On 2020/05/25, George Floyd died in police custody after an arresting officer placed his knee on Floyd's neck for nine minutes while Floyd was cuffed and lying face-down in the street. The resulting community and social action have seen protests emerge across all fifty States in the United States of America, as well as demonstrations abroad. In Bristol, crowds toppled the statue of Edward Colston, a 17th century member of the British Parliament and a slave trader. In Nashville, Richmond, Denton, and Franklin, statues commemorating soldiers of the Confederate States of America have been brought down as well. In Australia, tens of thousands took to the streets on 2020/06/06, protesting the deaths of First and Indigenous Australians in custody.

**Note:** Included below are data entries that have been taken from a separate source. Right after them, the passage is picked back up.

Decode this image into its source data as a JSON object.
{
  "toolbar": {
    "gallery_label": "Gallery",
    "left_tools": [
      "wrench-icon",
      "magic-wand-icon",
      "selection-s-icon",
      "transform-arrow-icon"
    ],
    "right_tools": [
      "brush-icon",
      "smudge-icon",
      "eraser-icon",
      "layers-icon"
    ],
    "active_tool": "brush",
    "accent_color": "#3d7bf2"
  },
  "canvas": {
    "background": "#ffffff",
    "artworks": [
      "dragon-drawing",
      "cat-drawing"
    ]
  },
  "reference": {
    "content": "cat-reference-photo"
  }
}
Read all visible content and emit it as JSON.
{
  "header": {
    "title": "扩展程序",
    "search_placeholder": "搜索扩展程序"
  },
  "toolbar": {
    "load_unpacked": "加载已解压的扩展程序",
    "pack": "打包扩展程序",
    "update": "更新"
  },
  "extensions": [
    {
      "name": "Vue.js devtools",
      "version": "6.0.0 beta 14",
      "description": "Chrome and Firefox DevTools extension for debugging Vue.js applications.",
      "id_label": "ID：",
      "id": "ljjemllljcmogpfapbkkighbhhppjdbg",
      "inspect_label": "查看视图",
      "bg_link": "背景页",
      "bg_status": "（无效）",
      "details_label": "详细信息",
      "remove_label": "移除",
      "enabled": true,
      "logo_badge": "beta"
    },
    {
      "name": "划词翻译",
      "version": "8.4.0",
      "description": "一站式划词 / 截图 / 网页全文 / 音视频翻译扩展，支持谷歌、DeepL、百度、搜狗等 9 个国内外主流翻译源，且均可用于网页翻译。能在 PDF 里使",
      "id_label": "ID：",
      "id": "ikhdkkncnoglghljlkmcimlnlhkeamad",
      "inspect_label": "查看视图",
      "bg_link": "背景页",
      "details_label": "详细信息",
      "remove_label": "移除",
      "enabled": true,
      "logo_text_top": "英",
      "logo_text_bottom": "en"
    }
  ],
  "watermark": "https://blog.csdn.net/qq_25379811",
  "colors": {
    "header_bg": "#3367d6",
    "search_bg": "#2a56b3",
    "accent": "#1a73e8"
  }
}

In the current social climate, defined by a pandemic, generational economic uncertainty, and spiking unemployment, the death of George Floyd seems like the spark applied to a powder keg of tensions which have all burst and are surging out at the same time. They are repeated across digital, print, and radio media. It's easy to dismiss these protests because of the way things are going now. It's easy to say that people are scared, that people need something to do, that people are bored. It's hard to take a look at the way that we do things and realise that the tensions that have exploded across the globe in one week, spreading far faster than the Coronavirus could, have been percolated as a result of institutional practice and societal inertia.
In the United States, June is also Pride Month; a time when the sacrifices of the LGBT community are remembered, and when we remember their struggles for representation and societal equity. Pride Month specifically remembers the Stonewall Riots in 1969, which followed when the police raided Stonewall Inn, in Greenwich Village, Manhattan. Again, protests and rioting overnight led to the organising of LGBT marches on a broader scale, which spread across cities and other states. In 1971, marches were taking place in the United States, as well as in London, Paris, and West Berlin, against the backdrop of the market crashes and anxieties of those days. Again, it's easy to say that people were scared, that people needed something to do, that people were bored. Just as today, the Riots of 1969 were a spark applied to a powder keg that had been packed by generations of institutional injustice and societal indifference, this time against those in the LGBT community instead of those in the African American community.
The protests we see now and the Stonewall Riots have so much in common with the Occupy Movement, the Ferguson Riots, the Aboriginal Tent Embassy, and the Global Climate Change Rallies in early 2020. On a timeline, they all represent points where the pressure of an issue has risen past people's ability to ignore them, and where these grievances have spilled over into the social and political milieu of the day. These problems have always existed, they have merely been catalysed into their present form by virtue of an event. A stone's throw, a bushfire, and a death are all transformations of state that have reformed spoken and generationally lived grievances into present physical realities.
The global Black Lives Matter movement does not exist in a vacuum. It is in the same vein as the global struggle for LGBT representation and the need for societal and economic reform in the face of Climate Change. All of these struggles and more, be they racial, social, societal or existential, have grown as the result of systemic injustices that have provided for some but not for others. It is easy to dismiss the Black Lives Matter movement as the frustrations of the unemployed, the criminal, or the aggravated. It is hard to understand the Black Lives Matter movement as the voice of generations of people who have been the victims of a machine of state whose purpose to provide security, but which engages in the disproportionate extrajudicial murder and incarceration of its minority populations as a side effect. It is hard to realise that the same mechanisms of societal access that have elevated people like myself to positions of professional and social power have, by their nature and by accident, disadvantaged others. It is hard to realise that minority populations in wealthy democracies like Australia, New Zealand, the United States, the United Kingdom and more have been used as political demons or political lynchpins instead of being known as people; sometimes for longer periods of time than those democracies have existed. This disadvantage exists across multiple spectra: education, health, policing outcomes, home ownership, incarceration and rehabilitation, and access to social and political capital are all domains of inequality, maintained in their present balance by societal inertia and laziness.
It is easy to dismiss the grievances of others, so long as those others exist in the periphery of your social circles. It is easy to keep things going the way they are, so long as they're going your way. It is easy to say All Lives Matter, until you need to say My Life Matters. The lives of the poor, the disenfranchised, and under-represented and the over-incarcerated matter. It is hard to accept that change isn't about posting a black square on social media. Change, real change, is sticking your hands into the guts of a system that hurts people and reforming things into a New Normal, even if you yourself are toppled in the process.
A death makes a Riot. A Riot makes a Movement. A Movement makes a Change.
It's like this because it's easy to keep things the way that they are and to not call out injustice. Injustice matters. Inequality matters.
Black Lives Matter.